Composer David Maslanka was born in New Bedford, Massachusetts in 1943. He earned his music education degree from Oberlin, where he studied composition with Joseph Wood. During his junior year abroad, he attended the Mozarteum in Salzburg, Austria. Maslanka earned his masters degree and PhD in music theory and composition at Michigan State University under H. Owen Reed and Paul Harder. The composer has held positions at the State University of New York, Geneseo, Sarah Lawrence College, New York University, and Kingsborough Community College of the City University of New York. Since 1990 he has been a freelance composer, living in Missoula, Montana.
He recently shared his thoughts about the compositional process with banddirector.com.
BD: When you hear a commission of yours performed for the first time, are you ever surprised by what you hear?
David Maslanka: Yes. After all these years my skill at hearing and orchestration is fairly sure. However, every score is a guesswork of some sort, and surprises do happen. Mostly good ones at this point! I have had a lot of years hearing my music in rehearsal and this has helped me enormously in writing new pieces.
BD: Do you ever hear interpretations you enjoy but didn’t expect?
David Maslanka: That happens more with people who have played my music a lot. People who have thought deeply about the music for a long time will inevitably stamp it with their own personality-matters of tempo and dynamics, character of lines, basic ensemble character. It is a great pleasure for me to have the music given back to me in this way. Many conductors do pieces only once, and then move on to something new. But the best interpretations happen when people revisit music that they love.
BD: Why did you choose not to assign grade/difficulty levels to your pieces?
David Maslanka: I have only written a few pieces for really young players where I had specifically to be concerned about range and technical limitations. There is a requirement for musical understanding that goes way beyond the technicality of grade levels, and I have found that none of my music, even my “simple” music, is in any way easy!

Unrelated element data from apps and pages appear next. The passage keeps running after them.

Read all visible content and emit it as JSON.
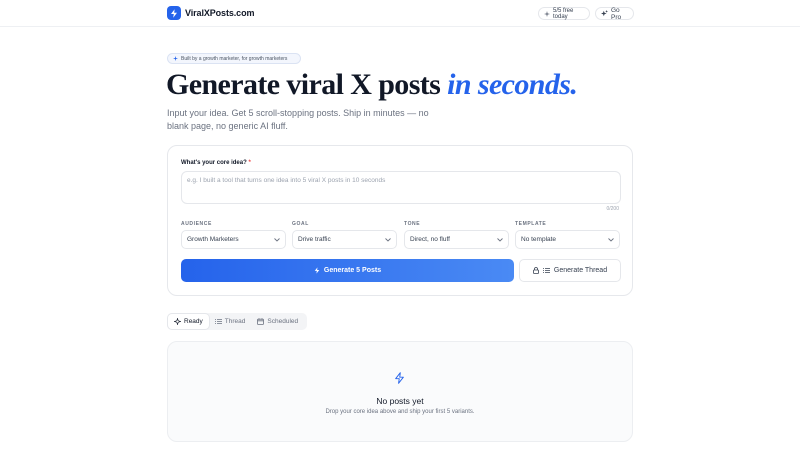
{
  "header": {
    "brand": "ViralXPosts.com",
    "free_pill": "5/5 free today",
    "pro_label": "Go Pro"
  },
  "hero": {
    "tag": "Built by a growth marketer, for growth marketers",
    "headline_main": "Generate viral X posts ",
    "headline_accent": "in seconds.",
    "subhead": "Input your idea. Get 5 scroll-stopping posts. Ship in minutes — no blank page, no generic AI fluff."
  },
  "form": {
    "idea_label": "What's your core idea?",
    "required_mark": "*",
    "idea_placeholder": "e.g. I built a tool that turns one idea into 5 viral X posts in 10 seconds",
    "counter": "0/200",
    "fields": [
      {
        "label": "AUDIENCE",
        "value": "Growth Marketers"
      },
      {
        "label": "GOAL",
        "value": "Drive traffic"
      },
      {
        "label": "TONE",
        "value": "Direct, no fluff"
      },
      {
        "label": "TEMPLATE",
        "value": "No template"
      }
    ],
    "generate_label": "Generate 5 Posts",
    "thread_label": "Generate Thread"
  },
  "tabs": [
    {
      "label": "Ready",
      "icon": "sparkle-icon",
      "active": true
    },
    {
      "label": "Thread",
      "icon": "list-icon",
      "active": false
    },
    {
      "label": "Scheduled",
      "icon": "calendar-icon",
      "active": false
    }
  ],
  "empty_state": {
    "title": "No posts yet",
    "subtitle": "Drop your core idea above and ship your first 5 variants."
  },
  "colors": {
    "accent": "#2563eb",
    "accent_light": "#4a8af4",
    "required": "#ef4444"
  }
}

Grade levels may offer some sense of the technical difficulty of a piece, but they also reinforce a sense of limitation?the feeling that a given group can?t play a grade 3, 4, or 5 piece. When I write for a group, regardless of level, I will listen very closely to that specific group. Often the music that results will seem very challenging to them, something that the conductor would not have picked on his or her own. But once the challenge has been accepted, and the hard work done, wonderful things happen. I have seen groups transformed by music that was “too difficult”. Grade levels reduce music to technical issues. You have to have technique, but that is not fundamentally what music is about.
BD: Could you talk a little bit about where your compositional ideas come from?
David Maslanka: There is a large human energy that connects us all to one another, and to some larger universal source. How that energy arrives in composing, I have a hard time explaining, but it is absolutely necessary to make this connection, that is, to open internally and wait, rather than to try to “make up” something.
If I start with a preconceived notion, then I’m telling the music what it can’t be. It may want to be something else entirely. When this happens, I hit a brick wall. Then I say to the piece, “Alright, what do you want to do?”
Allowing the music that wants to happen is not an intellectual thing. The intellect is what guides it into being. Creativity in music doesn?t have to do with making up a new language, but in listening deeply inside one’s own being. Out of this, new language evolves. New language invariably has its roots in old language.
Language is a slowly evolving thing. If you take Shakespearean English and compare it to modern English, it is still recognizable, but you need to have help to understand it. In 400 years, the language has changed gradually to where it is now. One hundred years from now, it will still be English, but different. In the same way, composing isn’t about striving for originality; its about letting the music sound the way it wants to sound.
BD: What role does emotion play in composing?
David Maslanka: Writing a symphony, for example, may take many months, and in that time I can feel wonderful, terrible, angry, happy, whatever. Generally, when I go to compose in the mornings I don’t feel so good, mostly because I don’t know what’s supposed to happen. It’s upsetting. Often when I’m most upset, least wanting to go “face the music,” I find there?s something really powerful about to happen. But the thing that is showing up isn’t about what I am feeling at the moment. It is what IT wants to be, not what I am feeling, or think it should be. And so I can say that music isn?t about my personal emotions. It is about itself. Emotions and emotional range in music can be huge, but I would never be able to enter such places if it were only about me.
BD: In your view, what role does melody play in modern music and/or in your music?
David Maslanka: In the 1970s I had a conversation with Arthur Cohn at Carl Fischer. He said, “You know, you can’t write a melody anymore?” He was serious about it. There was an “anti-melodic” attitude prevalent in new music at the time.
The concept of melody is a broad one. There are tunes, there are melody lines, and then there is the sense of line that goes from the beginning to the end of the piece. The line may be tuneful or it may not. But it has to be there. That’s what carries people through music.
My Symphony No.7 (premiered April 2005) is subtitled “Old Songs Remembered”. There are no quoted folk songs in the piece, but every piece has the feeling of being an old song. Out of this “old” voice comes what feels to me like a sparkling freshness and originality.
I like simple tunes, and I must have a music that moves in a fundamental line from start to finish. Melody and tunes will never go away. Folk songs transcend not only generations, but centuries. They shape us, and they keep going. Hundreds of years from now they’ll still be here.
David Maslanka has written more than thirty major works for wind ensemble, including five symphonies, seven concertos, a Mass, and numerous concert pieces. A full listing of his works can be found at his Web site, www.davidmaslanka.com. Maslanka’s music is published primarily by Carl Fischer, Inc. (www.carlfischer.com) and recorded largely on the Albany label (www.albanyrecords.com).